Scan the records below. Report the number of lines containing the word "Tučné", and nothing more.

-------- Exercise material

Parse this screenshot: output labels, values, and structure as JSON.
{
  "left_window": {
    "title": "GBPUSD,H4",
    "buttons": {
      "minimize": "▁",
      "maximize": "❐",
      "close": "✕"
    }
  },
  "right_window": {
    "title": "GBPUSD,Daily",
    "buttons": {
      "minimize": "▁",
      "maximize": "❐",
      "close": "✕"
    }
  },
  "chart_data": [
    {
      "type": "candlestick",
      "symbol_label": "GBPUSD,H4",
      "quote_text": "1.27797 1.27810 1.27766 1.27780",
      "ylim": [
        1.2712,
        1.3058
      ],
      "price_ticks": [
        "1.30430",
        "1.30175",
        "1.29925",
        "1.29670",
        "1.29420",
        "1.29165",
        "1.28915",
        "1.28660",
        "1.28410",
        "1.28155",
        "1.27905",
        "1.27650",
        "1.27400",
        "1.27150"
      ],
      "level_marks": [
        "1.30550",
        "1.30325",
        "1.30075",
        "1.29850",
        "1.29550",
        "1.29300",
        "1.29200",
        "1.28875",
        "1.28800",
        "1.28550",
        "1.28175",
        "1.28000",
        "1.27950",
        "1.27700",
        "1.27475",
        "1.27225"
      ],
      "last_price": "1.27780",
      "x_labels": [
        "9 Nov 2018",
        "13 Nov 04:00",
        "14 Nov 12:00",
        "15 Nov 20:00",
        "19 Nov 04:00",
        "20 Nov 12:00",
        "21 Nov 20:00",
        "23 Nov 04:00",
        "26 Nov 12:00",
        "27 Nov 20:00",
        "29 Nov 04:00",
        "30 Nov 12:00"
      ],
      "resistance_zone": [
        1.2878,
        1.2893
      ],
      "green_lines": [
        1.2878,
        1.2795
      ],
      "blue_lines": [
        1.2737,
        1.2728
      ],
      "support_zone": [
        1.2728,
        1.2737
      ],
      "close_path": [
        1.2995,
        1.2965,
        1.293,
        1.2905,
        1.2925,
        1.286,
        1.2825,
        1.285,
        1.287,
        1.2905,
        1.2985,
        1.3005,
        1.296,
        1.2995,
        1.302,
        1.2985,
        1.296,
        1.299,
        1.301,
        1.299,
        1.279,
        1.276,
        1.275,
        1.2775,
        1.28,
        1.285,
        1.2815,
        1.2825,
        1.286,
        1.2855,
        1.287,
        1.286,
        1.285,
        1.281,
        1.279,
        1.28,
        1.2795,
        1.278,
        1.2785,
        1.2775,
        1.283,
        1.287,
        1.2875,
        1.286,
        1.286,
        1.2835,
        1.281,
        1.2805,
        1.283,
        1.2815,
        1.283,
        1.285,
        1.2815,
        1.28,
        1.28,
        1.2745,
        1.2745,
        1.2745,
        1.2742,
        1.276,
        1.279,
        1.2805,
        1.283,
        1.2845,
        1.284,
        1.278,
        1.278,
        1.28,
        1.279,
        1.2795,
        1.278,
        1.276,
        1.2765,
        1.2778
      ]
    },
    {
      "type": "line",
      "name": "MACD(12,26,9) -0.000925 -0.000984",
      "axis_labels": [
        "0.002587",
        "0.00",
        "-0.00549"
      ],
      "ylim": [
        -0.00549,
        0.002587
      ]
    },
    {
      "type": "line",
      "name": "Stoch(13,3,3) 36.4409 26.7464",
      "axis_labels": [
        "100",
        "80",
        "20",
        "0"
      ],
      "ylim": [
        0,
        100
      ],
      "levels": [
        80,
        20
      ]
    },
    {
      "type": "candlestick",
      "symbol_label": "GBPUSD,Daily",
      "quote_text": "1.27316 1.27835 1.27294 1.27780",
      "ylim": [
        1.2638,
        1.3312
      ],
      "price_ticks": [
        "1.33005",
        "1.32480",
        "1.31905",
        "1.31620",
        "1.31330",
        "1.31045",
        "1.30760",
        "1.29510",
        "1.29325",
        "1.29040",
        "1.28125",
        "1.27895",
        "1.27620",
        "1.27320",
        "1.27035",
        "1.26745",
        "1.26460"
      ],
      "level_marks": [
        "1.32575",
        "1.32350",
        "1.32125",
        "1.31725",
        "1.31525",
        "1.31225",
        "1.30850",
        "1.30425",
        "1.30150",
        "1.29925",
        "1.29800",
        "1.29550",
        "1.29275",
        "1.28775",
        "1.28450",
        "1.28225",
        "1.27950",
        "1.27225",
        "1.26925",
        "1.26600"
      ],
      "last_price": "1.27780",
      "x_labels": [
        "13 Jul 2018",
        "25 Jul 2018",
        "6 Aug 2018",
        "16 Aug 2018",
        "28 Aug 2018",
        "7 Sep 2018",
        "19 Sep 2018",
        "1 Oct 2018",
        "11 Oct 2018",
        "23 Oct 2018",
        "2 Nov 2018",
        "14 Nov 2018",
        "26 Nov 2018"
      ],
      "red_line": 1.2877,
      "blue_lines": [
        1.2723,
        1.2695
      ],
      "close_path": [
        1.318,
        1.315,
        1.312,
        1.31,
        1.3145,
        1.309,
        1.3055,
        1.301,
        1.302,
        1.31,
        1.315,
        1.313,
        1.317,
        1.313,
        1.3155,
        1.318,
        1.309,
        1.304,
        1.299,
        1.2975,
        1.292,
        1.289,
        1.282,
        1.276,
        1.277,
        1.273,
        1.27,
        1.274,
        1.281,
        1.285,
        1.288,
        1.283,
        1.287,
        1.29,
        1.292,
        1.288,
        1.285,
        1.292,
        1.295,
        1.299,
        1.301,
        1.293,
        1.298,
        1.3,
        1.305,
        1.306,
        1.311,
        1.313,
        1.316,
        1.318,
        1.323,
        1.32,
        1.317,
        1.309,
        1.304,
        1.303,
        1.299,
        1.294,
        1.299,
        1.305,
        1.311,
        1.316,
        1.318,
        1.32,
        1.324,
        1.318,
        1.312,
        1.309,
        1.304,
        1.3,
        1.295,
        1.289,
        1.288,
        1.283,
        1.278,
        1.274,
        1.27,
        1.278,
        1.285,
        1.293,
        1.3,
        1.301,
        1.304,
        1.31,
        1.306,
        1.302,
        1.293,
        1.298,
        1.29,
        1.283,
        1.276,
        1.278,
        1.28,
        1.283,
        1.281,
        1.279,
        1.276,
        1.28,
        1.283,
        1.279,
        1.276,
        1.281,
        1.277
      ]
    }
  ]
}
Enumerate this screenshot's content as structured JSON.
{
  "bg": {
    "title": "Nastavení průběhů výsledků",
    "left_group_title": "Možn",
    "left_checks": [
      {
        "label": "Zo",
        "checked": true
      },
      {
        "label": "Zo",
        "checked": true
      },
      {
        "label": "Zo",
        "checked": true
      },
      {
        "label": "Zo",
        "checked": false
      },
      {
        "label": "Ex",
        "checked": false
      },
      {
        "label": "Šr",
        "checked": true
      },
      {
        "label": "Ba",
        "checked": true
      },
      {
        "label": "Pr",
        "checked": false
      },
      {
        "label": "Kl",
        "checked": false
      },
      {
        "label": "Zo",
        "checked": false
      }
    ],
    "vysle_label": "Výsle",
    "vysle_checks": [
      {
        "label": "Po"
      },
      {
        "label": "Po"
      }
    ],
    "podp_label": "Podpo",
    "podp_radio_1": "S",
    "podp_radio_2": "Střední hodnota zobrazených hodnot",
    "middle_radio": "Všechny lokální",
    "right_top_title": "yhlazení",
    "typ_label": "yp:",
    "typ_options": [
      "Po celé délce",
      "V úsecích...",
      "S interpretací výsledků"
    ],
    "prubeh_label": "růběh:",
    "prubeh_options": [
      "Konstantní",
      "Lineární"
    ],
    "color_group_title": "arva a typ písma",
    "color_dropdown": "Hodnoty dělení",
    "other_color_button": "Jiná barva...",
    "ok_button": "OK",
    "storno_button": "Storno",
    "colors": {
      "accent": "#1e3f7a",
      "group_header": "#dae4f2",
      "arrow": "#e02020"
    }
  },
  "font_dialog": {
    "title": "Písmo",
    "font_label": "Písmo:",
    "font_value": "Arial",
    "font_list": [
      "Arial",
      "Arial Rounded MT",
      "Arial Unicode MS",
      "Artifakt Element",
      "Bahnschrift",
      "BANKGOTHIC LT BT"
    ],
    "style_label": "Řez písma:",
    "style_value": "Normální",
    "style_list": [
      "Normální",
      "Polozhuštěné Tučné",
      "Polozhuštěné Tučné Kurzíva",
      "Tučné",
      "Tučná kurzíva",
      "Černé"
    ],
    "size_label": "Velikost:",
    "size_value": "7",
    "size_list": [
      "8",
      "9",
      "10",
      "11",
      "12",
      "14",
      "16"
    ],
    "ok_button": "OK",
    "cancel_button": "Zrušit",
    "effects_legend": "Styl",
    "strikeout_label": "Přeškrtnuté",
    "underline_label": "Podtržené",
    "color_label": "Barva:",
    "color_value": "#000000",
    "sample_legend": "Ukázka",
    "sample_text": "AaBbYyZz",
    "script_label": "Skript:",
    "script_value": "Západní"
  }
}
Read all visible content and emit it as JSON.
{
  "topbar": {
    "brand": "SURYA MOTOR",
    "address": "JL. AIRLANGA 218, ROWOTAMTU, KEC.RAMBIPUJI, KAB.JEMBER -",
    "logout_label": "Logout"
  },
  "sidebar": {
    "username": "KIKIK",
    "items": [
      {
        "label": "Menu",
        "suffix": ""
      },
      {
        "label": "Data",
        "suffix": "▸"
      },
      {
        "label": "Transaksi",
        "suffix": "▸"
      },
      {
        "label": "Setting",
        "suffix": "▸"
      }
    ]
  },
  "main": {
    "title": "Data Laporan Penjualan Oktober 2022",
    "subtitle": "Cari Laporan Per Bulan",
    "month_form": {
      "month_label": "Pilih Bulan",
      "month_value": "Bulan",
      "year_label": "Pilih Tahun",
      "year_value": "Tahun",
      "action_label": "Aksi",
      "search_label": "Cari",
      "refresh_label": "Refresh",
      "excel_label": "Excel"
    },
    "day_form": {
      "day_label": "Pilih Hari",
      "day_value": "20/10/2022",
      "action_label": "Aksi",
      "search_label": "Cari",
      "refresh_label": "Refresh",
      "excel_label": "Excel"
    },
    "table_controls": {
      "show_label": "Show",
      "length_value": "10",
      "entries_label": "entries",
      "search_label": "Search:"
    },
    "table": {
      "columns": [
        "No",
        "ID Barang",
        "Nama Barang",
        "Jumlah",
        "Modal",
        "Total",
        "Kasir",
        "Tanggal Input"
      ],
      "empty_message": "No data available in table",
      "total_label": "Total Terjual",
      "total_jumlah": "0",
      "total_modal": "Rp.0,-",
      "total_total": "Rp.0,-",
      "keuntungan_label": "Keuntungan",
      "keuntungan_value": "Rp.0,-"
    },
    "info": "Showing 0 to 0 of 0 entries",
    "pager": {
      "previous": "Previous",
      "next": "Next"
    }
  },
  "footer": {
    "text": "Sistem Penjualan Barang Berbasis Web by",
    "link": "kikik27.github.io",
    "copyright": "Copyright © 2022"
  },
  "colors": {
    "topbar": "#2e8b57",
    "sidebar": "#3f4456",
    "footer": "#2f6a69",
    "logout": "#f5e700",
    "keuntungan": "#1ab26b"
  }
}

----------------

_Answer area:_
3